Customs is currently attempting to consider its policy position here, and in respect of the application of similar interest in Voluntary Disclosure situations.
"Reason to Believe"
Finally, one of the more troubling issues in the development of Mandatory Correction has been the meaning of "reason to believe."
The CBSA has published its views in Memorandum D11-6-6 "Reason to Believe" and Self-adjustments to Declarations of Origin, Tariff Classification, and Value for Duty, which effectively requires a high objective standard (i.e., what you ought to have known as opposed to what you did know).
Gleaning through the policy, one sees that in the CBSA's view, an importer is expected to be aware of all existing legislative provisions (even the complicated valuation provisions which many customs "experts" have difficulty understanding).
Jurisprudence is clearly going to be required to help establish what "reason to believe" will constitute in Canada, and to date there does not appear to be such guidance available.
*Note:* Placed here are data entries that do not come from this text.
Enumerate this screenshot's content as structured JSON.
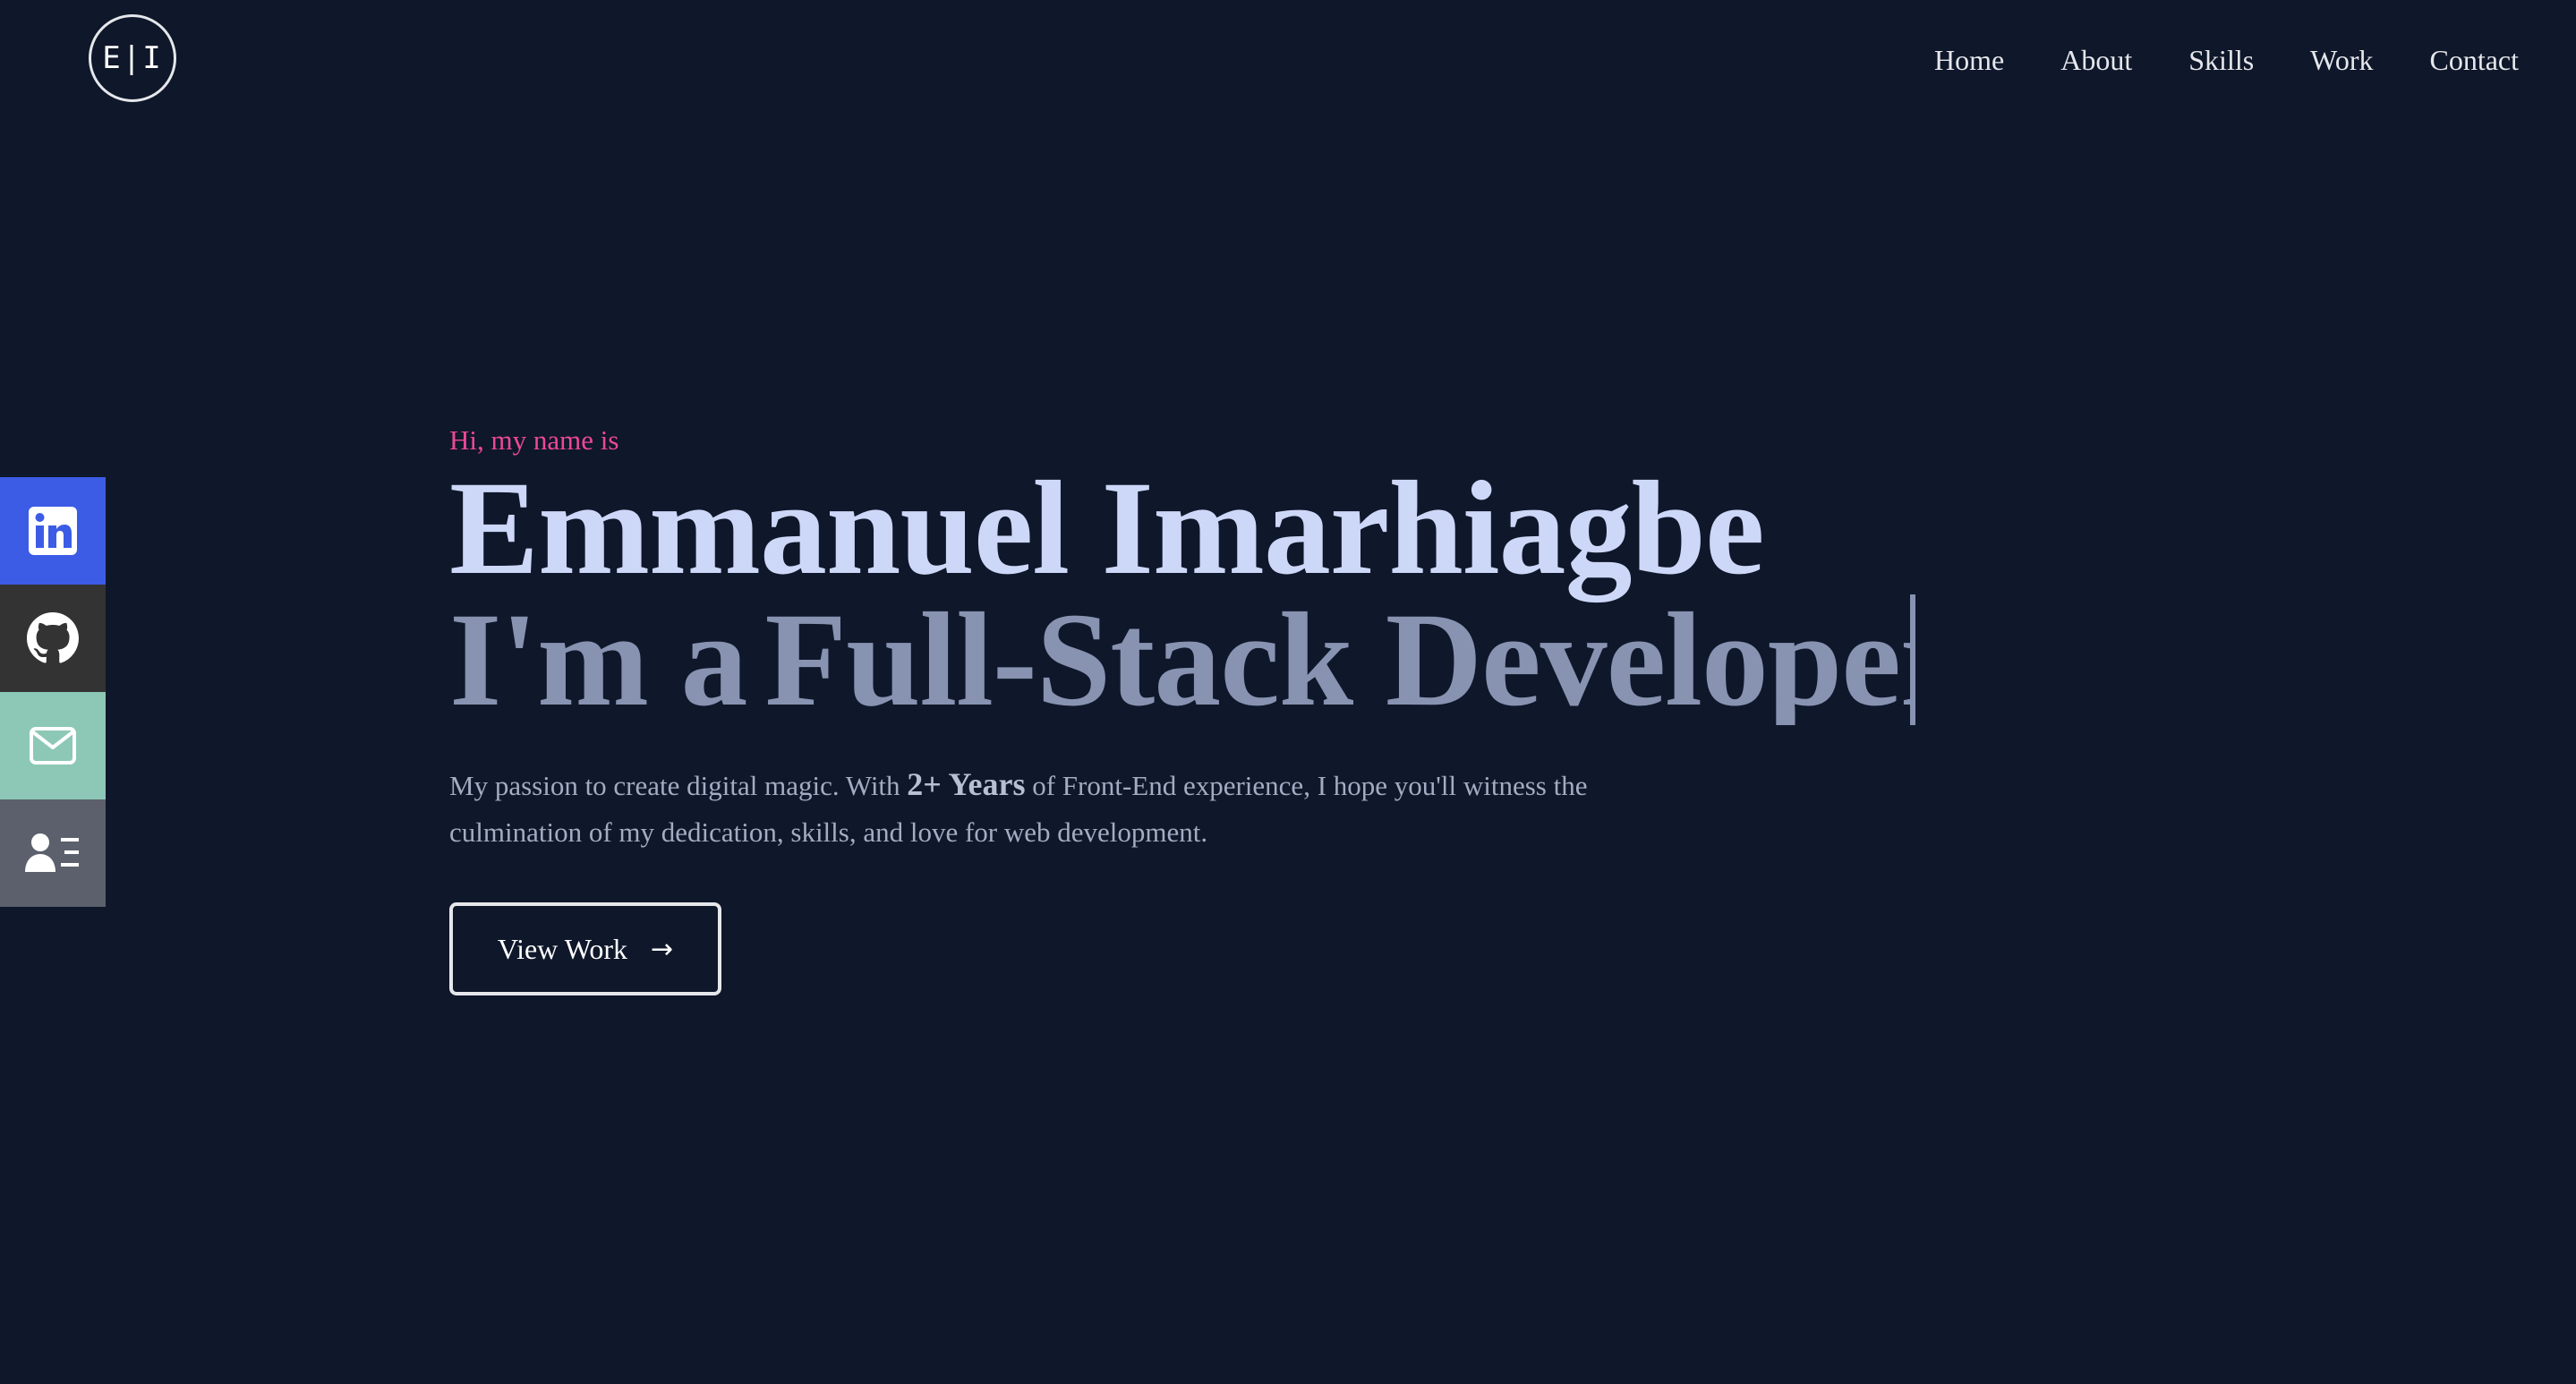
{
  "header": {
    "logo_text": "E|I",
    "nav": [
      "Home",
      "About",
      "Skills",
      "Work",
      "Contact"
    ]
  },
  "social": [
    {
      "name": "linkedin-icon",
      "color": "#3c5ce6"
    },
    {
      "name": "github-icon",
      "color": "#333333"
    },
    {
      "name": "mail-icon",
      "color": "#8cc8b5"
    },
    {
      "name": "resume-icon",
      "color": "#5b606c"
    }
  ],
  "hero": {
    "greeting": "Hi, my name is",
    "name": "Emmanuel Imarhiagbe",
    "role_prefix": "I'm a",
    "role_typed": "Full-Stack Developer",
    "bio_before": "My passion to create digital magic. With ",
    "bio_highlight": "2+ Years",
    "bio_after": " of Front-End experience, I hope you'll witness the culmination of my dedication, skills, and love for web development.",
    "cta_label": "View Work",
    "cta_icon": "arrow-right-icon"
  },
  "colors": {
    "background": "#0f172a",
    "accent": "#ec4899",
    "name": "#cdd7f7",
    "role": "#8793b1"
  }
}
How do the United States Rules Compare?
Depending on which country the importer is operating in, they will either have to comply with Canadian or U.S. customs rules for Voluntary Disclosure and Mandatory Correction. The two regimes are similar; Canada's coming into existence after that of the U.S. (1997 in Canada, 1994 in the U.S.), and largely modeled on it, however there are some differences to note.
The U.S. equivalent to Canada's section 32.2 Customs Act is section 484 of the Tariff Act of 1930, which added the requirement of "reasonable care" and the obligation to self-adjust as law with the implementation of the North American Free Trade Agreement. The final limitation period in the U.S. for errors and omissions from the past is 5 years (which compares to usually a 4 year period in Canada). While in Canada penalties are usually eliminated, in the U.S., penalties may only be reduced if Mandatory Correction or Voluntary Disclosure is made. However, with a valid Voluntary Disclosure for negligence or gross negligence, the "penalty" typically constitutes back duties plus interest necessary to make U.S. Customs and Border Protection ("CBP") "whole." Also, in the U.S., a Voluntary Disclosure is an admitted violation, which goes on your record, whereas Canada offers a clean slate.
The date in the U.S. for Mandatory Correction is not fixed at 90 days, rather it is "within a reasonable time" after discovering the error. In the U.S., the Voluntary Disclosure and Mandatory Correction also are not mutually exclusive. Mandatory Correction is routinely undertaken prior to the liquidation of an entry (typically within 314 days of entry) and a Voluntary Disclosure can be done at any time, allowing the importer to weigh the advantages of each. The U.S. importer can make a Voluntary Disclosure provided it does "before, or without knowledge of" a formal Customs investigation of that violation, which is considered to be written notice of an investigation. Therefore, in the U.S., the criteria are reasonably well established as to when an importer has actual or imputed knowledge of the error or omission, rather than the more elusive Canadian concept of "ought to have known." And, even in the face of a formal investigation, an importer can still submit a Voluntary Disclosure with the hopes that it will aid in mitigating penalties. Importantly, a U.S. importer should first consider whether the error is "material" in order to even trigger the obligation. Since the U.S. does not have GST, that of course does not come into play, as it can in Canada.
Whatever the practical effect of Mandatory Correction, it is also clear that it has put a renewed premium on customs compliance, and will be forcing importers to continually monitor whether they are in compliance with their customs' obligations. Where non-compliance is detected, they will be required to take the positive steps necessary to rectify the non-compliance, on both a go-forward and a go-backward basis.
If you need assistance with Mandatory Corrections or Voluntary Disclosures contact us!